== Segment start ==

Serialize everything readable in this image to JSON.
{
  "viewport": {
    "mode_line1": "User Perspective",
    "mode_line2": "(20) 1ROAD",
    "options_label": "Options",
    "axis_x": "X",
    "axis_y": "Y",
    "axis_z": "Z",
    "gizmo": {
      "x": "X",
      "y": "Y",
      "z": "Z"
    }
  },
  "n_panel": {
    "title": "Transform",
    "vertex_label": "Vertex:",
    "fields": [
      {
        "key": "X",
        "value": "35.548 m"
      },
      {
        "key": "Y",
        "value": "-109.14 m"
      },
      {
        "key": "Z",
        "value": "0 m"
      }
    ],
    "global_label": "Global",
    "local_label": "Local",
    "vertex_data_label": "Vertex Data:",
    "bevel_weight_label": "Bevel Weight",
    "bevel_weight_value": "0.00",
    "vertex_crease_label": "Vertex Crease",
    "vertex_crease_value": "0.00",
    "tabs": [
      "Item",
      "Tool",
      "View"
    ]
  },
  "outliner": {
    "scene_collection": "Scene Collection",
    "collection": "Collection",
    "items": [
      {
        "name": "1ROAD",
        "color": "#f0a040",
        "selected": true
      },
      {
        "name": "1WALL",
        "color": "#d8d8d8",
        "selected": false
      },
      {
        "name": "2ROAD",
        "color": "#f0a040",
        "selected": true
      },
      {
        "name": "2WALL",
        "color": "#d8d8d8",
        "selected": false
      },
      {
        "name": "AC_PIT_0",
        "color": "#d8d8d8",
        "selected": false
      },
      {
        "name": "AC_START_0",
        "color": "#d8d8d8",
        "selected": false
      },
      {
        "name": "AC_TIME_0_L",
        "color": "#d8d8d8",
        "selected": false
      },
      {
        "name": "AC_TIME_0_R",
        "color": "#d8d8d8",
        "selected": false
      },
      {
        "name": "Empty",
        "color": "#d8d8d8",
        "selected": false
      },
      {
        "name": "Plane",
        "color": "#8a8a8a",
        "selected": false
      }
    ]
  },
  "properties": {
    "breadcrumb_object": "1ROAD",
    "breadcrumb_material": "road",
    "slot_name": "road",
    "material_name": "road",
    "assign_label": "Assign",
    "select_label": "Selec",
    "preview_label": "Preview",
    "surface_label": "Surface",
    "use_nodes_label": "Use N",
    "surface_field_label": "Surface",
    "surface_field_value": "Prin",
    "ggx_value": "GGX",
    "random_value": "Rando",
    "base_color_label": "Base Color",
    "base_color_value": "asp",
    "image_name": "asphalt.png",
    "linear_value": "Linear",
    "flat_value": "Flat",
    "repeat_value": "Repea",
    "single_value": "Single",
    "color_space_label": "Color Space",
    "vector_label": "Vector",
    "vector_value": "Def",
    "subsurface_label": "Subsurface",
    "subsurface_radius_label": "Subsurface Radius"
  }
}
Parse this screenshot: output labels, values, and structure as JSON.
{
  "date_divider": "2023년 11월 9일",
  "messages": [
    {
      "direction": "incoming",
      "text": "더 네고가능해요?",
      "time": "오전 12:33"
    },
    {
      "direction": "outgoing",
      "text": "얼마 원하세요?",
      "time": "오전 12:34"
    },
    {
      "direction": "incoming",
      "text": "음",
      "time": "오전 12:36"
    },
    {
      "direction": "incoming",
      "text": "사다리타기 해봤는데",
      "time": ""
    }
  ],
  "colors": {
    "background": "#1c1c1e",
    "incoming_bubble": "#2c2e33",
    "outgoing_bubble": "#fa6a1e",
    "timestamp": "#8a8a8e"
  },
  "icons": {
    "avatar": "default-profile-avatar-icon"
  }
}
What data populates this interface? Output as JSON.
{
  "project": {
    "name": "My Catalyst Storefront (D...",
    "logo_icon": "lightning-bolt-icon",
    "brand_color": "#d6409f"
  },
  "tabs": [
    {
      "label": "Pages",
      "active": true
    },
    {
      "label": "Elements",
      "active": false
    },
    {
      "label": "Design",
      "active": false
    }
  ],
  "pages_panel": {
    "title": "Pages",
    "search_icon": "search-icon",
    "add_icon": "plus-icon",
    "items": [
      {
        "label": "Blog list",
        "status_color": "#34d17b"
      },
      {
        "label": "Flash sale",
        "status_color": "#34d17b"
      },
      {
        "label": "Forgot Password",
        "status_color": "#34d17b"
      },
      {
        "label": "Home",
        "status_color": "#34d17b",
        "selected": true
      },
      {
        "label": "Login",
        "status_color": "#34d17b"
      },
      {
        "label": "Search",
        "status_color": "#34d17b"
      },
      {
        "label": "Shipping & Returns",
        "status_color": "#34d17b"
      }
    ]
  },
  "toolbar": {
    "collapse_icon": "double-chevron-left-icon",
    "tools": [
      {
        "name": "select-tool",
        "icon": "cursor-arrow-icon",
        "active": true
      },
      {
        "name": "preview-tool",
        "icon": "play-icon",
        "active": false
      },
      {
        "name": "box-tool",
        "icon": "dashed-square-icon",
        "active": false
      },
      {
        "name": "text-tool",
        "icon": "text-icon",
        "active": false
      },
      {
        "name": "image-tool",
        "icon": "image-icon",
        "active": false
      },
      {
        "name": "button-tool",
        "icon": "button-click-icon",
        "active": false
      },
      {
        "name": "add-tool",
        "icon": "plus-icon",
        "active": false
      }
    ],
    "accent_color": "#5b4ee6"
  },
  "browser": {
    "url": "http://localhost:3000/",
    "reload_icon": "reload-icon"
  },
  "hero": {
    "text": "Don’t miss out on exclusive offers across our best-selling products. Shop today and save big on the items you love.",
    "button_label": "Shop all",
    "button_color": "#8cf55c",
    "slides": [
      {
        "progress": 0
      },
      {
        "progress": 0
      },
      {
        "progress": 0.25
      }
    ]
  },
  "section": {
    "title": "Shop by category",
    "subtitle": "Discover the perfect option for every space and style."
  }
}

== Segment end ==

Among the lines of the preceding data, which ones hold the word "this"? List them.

Serialize everything readable in this image to JSON.
Parse this screenshot: output labels, values, and structure as JSON.
What data populates this interface? Output as JSON.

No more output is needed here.